“Although it's not a cookie-cutter approach, there certainly needs to be some level of standard operating procedures — as best we can — so that we're all collecting the same way and the same type of information,” he said. “So when [information] goes to the federal government, they're not receiving it 50 different ways.”
THE LONG-TERM VIEW
Ideally, CCIC's Johnson believes there will be a fusion center in every state, as well as a fusion center in the top 10 or 20 markets. Hickes agreed but said he would not be surprised if a group of less populous states — for instance, those in the largely rural western regions — banded together to establish a single fusion center to address their needs, for economic and cooperative purposes.
Despite the challenges facing fusion centers, the potential benefits are so great that the effort is more than worth the trouble, Johnson said.
“I think that, once people become aware of the importance and see that [the fusion center concept] actually works, they buy into it because they see something in return for the information that they're providing,” he said. “The days of competition, redundancies and compartmentalization need to be over, and we're making progress.
“I wouldn't want to put a timeline date on [the maturation of fusion centers], but we've come a very long way since Sept. 11, and we understand and know where we need to go.”
1 Federal agency like DHS or the FBI identifies threat to power plants.
2 DHS informs fusion center of threat.
3Fusion center informs intrastate Regional Domestic Security Task Force (RDSTF) of threat.
4 RDSTF determines appropriate distribution of threat message.
5 RDSTF distributes threat message to appropriate agencies and/or private sector entities.
1 Local agency and/or private-sector entity reports abnormal occurrence to fusion center or RDSTF.
2 Working with local law enforcement, the fusion center/RDSTF determines whether a threat exists.
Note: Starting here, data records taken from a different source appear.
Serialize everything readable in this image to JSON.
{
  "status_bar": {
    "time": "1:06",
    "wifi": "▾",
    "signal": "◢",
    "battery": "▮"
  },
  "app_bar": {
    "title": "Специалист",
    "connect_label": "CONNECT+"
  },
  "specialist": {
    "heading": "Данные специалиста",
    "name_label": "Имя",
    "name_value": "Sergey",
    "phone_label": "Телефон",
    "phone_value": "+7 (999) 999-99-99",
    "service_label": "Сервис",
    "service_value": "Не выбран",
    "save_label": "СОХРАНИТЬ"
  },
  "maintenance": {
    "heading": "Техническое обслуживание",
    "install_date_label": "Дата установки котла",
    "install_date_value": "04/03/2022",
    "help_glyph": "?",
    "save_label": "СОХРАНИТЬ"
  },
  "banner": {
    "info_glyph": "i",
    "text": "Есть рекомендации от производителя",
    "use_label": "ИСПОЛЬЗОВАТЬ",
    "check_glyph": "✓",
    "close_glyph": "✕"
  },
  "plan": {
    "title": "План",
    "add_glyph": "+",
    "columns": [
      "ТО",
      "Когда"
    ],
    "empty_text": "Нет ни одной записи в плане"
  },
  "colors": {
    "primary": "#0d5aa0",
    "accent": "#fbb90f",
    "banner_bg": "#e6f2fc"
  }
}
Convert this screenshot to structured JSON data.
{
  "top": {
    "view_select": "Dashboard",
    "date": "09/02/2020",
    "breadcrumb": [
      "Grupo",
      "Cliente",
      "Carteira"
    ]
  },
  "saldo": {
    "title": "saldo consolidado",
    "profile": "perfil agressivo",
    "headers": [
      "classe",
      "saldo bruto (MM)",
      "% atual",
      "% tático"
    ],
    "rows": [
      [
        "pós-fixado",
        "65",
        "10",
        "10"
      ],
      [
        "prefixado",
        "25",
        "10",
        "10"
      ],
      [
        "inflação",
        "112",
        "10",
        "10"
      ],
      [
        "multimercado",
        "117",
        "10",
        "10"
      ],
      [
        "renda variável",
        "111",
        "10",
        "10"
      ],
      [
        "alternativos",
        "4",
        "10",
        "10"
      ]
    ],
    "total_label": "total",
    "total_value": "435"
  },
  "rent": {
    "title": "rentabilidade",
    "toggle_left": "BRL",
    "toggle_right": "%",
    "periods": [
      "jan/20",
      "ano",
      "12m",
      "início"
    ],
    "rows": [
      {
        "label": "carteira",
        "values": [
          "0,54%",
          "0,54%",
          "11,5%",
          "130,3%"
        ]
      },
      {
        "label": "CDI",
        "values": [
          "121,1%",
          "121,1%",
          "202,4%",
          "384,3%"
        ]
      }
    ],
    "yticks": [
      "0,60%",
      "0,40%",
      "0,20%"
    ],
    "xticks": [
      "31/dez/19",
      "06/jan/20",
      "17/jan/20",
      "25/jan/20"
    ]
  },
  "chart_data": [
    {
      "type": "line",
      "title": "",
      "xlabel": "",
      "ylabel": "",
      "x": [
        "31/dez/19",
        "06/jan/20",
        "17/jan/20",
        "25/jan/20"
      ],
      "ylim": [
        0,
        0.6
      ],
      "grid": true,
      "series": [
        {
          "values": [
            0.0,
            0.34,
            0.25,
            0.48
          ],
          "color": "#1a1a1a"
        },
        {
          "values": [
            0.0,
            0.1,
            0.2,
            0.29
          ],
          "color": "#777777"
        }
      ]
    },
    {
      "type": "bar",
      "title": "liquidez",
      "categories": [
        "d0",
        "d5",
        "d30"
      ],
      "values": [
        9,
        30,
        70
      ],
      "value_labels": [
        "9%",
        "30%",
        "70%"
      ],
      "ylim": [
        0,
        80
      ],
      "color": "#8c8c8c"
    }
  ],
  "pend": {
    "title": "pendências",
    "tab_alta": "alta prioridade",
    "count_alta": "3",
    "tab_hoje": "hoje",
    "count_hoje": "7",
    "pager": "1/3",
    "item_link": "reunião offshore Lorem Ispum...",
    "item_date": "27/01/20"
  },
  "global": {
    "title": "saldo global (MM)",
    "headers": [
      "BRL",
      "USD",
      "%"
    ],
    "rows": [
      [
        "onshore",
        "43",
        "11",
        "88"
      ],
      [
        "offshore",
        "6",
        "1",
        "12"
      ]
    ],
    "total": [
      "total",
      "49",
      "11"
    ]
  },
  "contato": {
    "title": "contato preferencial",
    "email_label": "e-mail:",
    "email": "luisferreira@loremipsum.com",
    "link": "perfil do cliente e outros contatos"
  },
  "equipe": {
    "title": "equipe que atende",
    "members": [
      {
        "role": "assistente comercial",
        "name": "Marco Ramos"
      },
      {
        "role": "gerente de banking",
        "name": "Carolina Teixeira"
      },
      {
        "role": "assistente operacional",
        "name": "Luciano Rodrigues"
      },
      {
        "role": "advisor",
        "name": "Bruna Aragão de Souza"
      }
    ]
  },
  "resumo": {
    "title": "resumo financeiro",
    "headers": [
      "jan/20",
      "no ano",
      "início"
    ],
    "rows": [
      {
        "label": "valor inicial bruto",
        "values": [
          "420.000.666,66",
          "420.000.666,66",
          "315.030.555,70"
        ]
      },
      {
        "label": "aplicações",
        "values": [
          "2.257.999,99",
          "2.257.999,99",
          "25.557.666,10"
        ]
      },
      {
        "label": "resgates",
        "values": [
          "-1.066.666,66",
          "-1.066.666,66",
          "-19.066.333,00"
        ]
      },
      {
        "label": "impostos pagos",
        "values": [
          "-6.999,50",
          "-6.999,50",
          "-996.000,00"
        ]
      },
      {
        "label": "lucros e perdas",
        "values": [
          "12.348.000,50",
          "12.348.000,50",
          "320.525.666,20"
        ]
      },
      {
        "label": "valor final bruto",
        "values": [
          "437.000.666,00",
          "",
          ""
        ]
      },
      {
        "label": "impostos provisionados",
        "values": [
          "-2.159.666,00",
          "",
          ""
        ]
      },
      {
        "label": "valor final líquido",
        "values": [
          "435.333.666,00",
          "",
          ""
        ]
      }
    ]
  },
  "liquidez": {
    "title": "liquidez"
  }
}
3 If the matter is deemed a legitimate threat, fusion center reports situation to federal agencies.
4 Threat message is distributed as in Scenario #1.
|Source: Florida Department of Law Enforcement|